What is expected
For every line in the records below that contains the word "JSON", add one to a count, and report only that count.

[Material provided — start]

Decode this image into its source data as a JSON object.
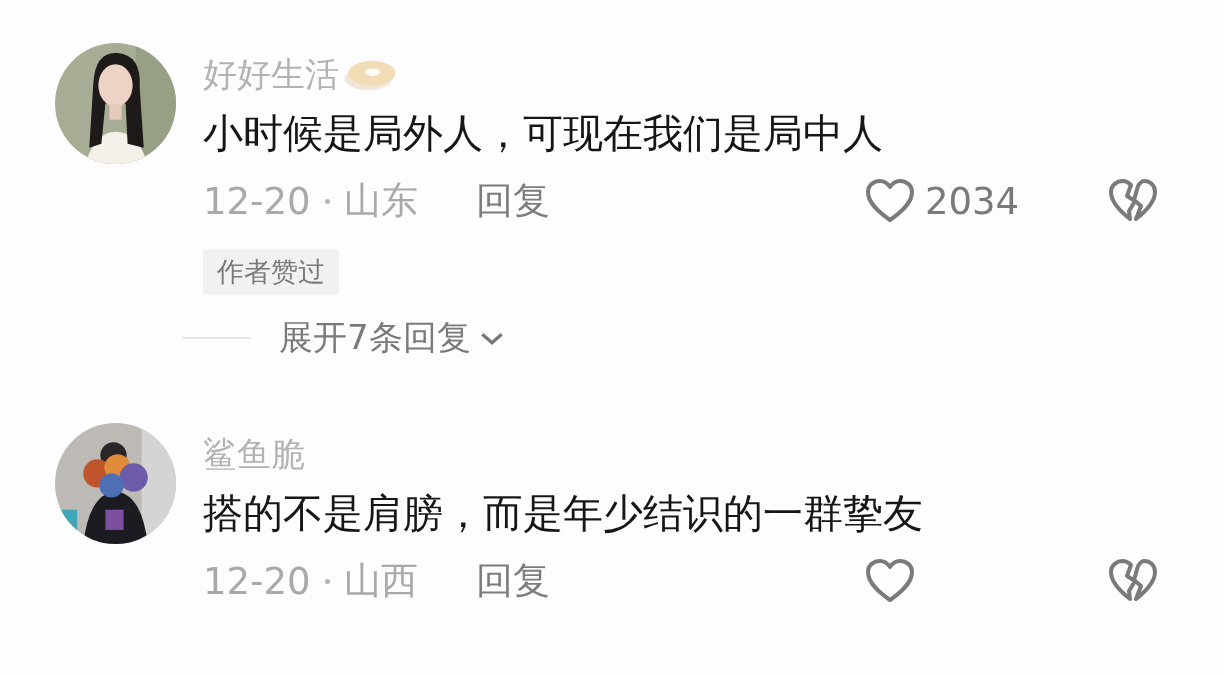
{
  "comments": [
    {
      "user": {
        "name": "好好生活",
        "badge": true
      },
      "text": "小时候是局外人，可现在我们是局中人",
      "date": "12-20",
      "location": "山东",
      "reply_label": "回复",
      "likes": "2034",
      "tag": "作者赞过",
      "expand": {
        "label": "展开7条回复"
      }
    },
    {
      "user": {
        "name": "鲨鱼脆"
      },
      "text": "搭的不是肩膀，而是年少结识的一群挚友",
      "date": "12-20",
      "location": "山西",
      "reply_label": "回复"
    }
  ]
}
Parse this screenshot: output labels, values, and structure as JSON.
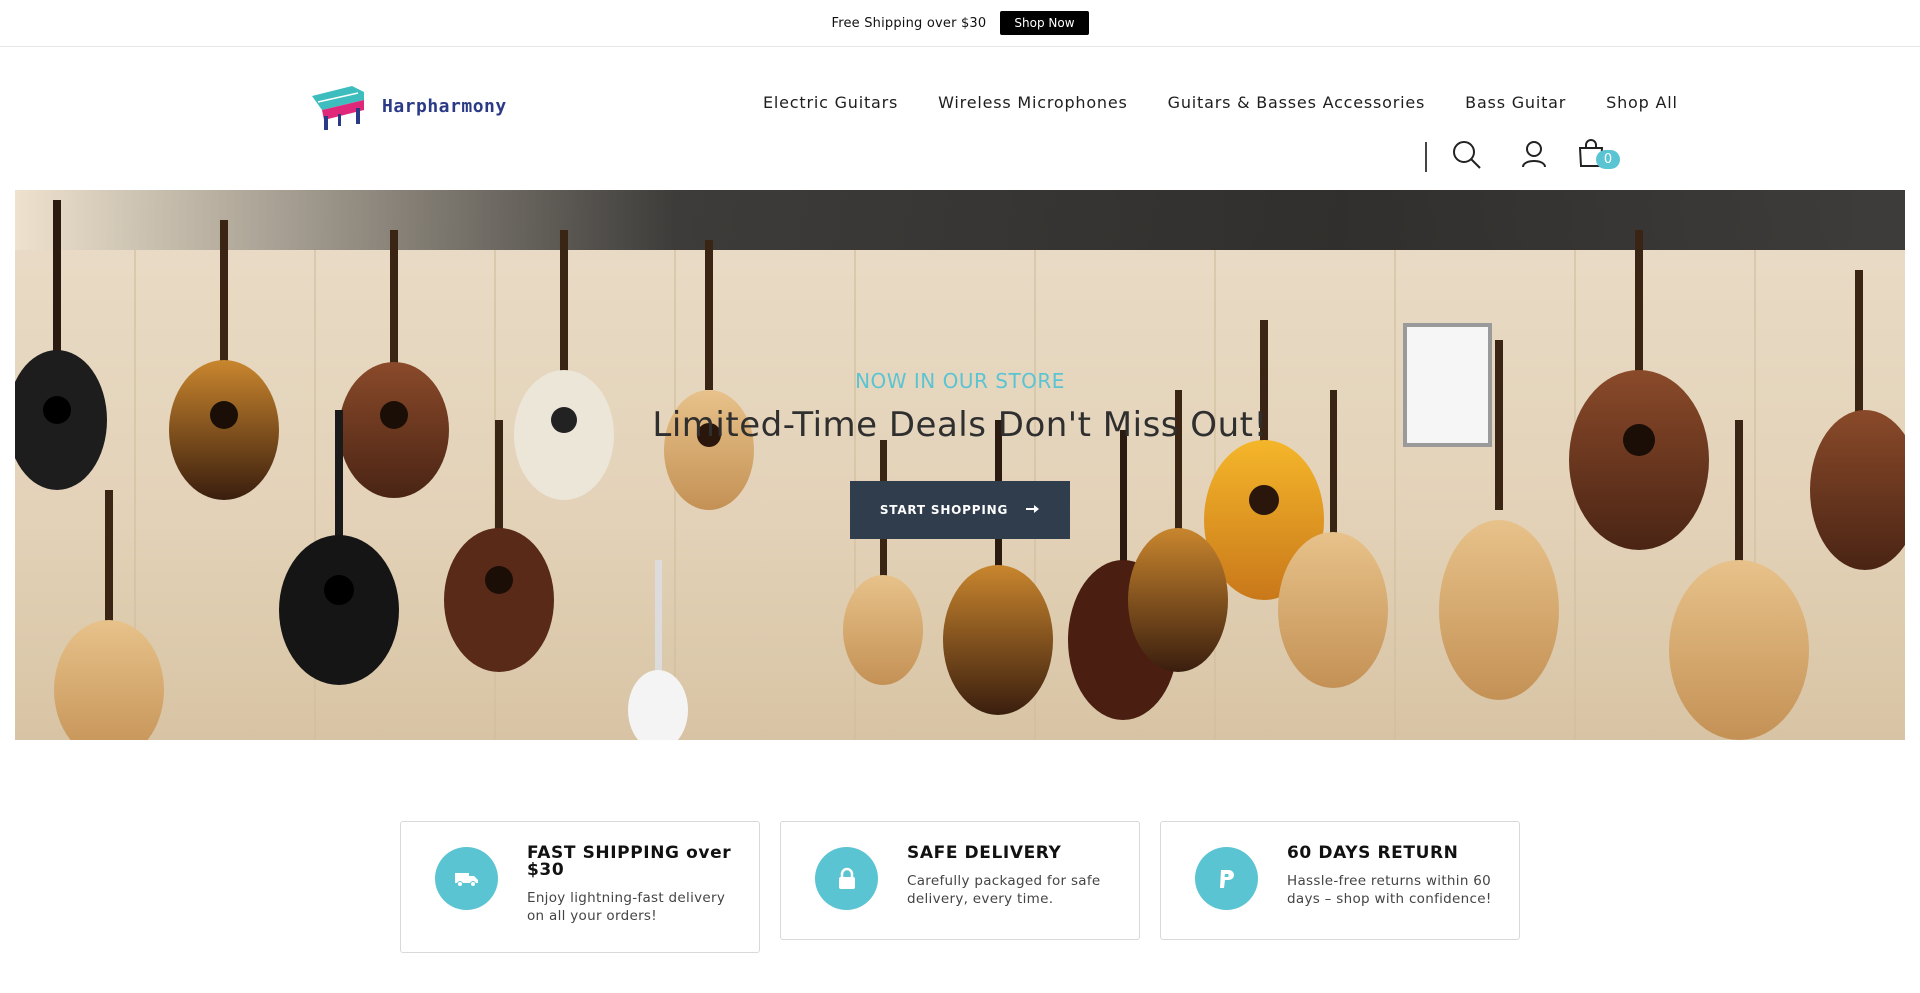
{
  "announcement": {
    "text": "Free Shipping over $30",
    "button": "Shop Now"
  },
  "brand": {
    "name": "Harpharmony",
    "logo_icon": "piano-logo-icon"
  },
  "nav": {
    "items": [
      {
        "label": "Electric Guitars"
      },
      {
        "label": "Wireless Microphones"
      },
      {
        "label": "Guitars & Basses Accessories"
      },
      {
        "label": "Bass Guitar"
      },
      {
        "label": "Shop All"
      }
    ]
  },
  "header_tools": {
    "search_icon": "search-icon",
    "account_icon": "user-icon",
    "cart_icon": "shopping-bag-icon",
    "cart_count": "0"
  },
  "hero": {
    "subtitle": "NOW IN OUR STORE",
    "title": "Limited-Time Deals Don't Miss Out!",
    "button": "START SHOPPING",
    "button_icon": "arrow-right-icon"
  },
  "features": [
    {
      "icon": "truck-icon",
      "title": "FAST SHIPPING over $30",
      "description": "Enjoy lightning-fast delivery on all your orders!"
    },
    {
      "icon": "lock-icon",
      "title": "SAFE DELIVERY",
      "description": "Carefully packaged for safe delivery, every time."
    },
    {
      "icon": "paypal-icon",
      "title": "60 DAYS RETURN",
      "description": "Hassle-free returns within 60 days – shop with confidence!"
    }
  ],
  "colors": {
    "accent": "#5bc4d2",
    "button_dark": "#2f3d4d",
    "brand_text": "#2b3a86"
  }
}
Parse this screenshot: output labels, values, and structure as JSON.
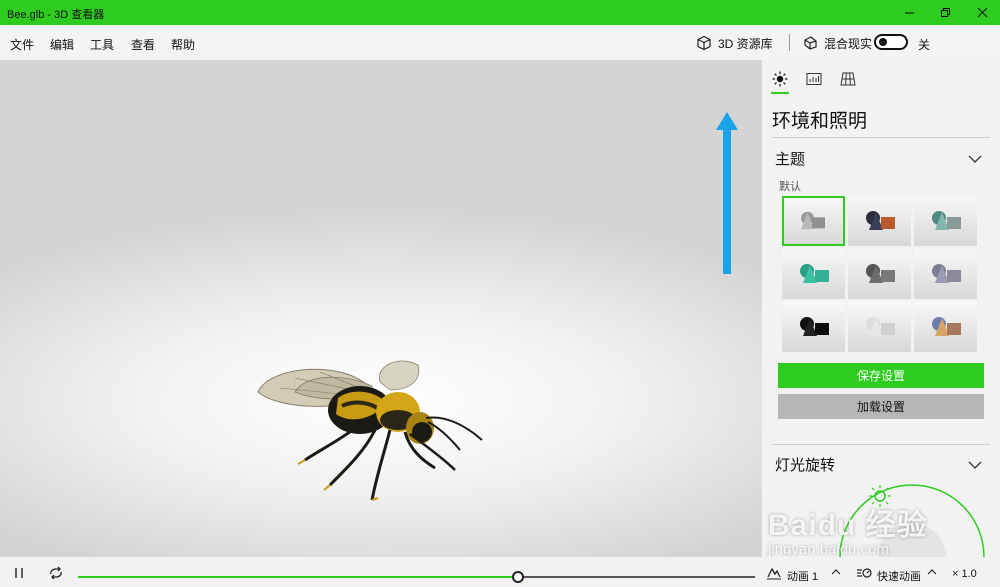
{
  "window": {
    "title": "Bee.glb - 3D 查看器"
  },
  "menu": {
    "items": [
      "文件",
      "编辑",
      "工具",
      "查看",
      "帮助"
    ],
    "library_label": "3D 资源库",
    "mixed_reality_label": "混合现实",
    "mixed_reality_state": "关"
  },
  "panel": {
    "heading": "环境和照明",
    "theme_section": "主题",
    "theme_default_label": "默认",
    "save_button": "保存设置",
    "load_button": "加载设置",
    "light_section": "灯光旋转"
  },
  "watermark": {
    "line1": "Baidu 经验",
    "line2": "jingyan.baidu.com"
  },
  "playback": {
    "progress": 0.65,
    "animation_label": "动画 1",
    "fast_animation_label": "快速动画",
    "speed_label": "× 1.0"
  },
  "colors": {
    "accent": "#2ecc1f",
    "arrow": "#1aa3e8"
  }
}
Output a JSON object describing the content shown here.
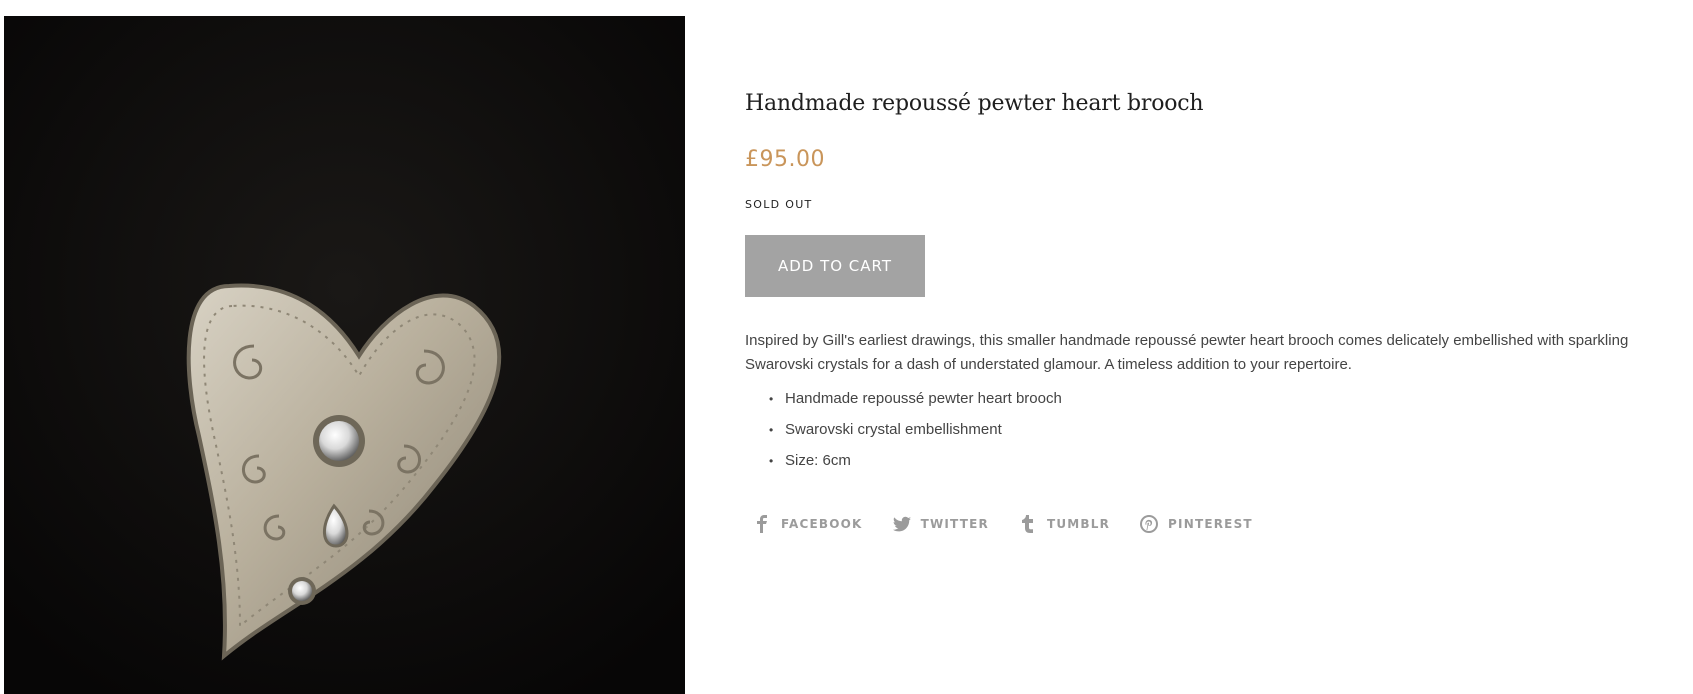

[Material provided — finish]

Answer to this problem
4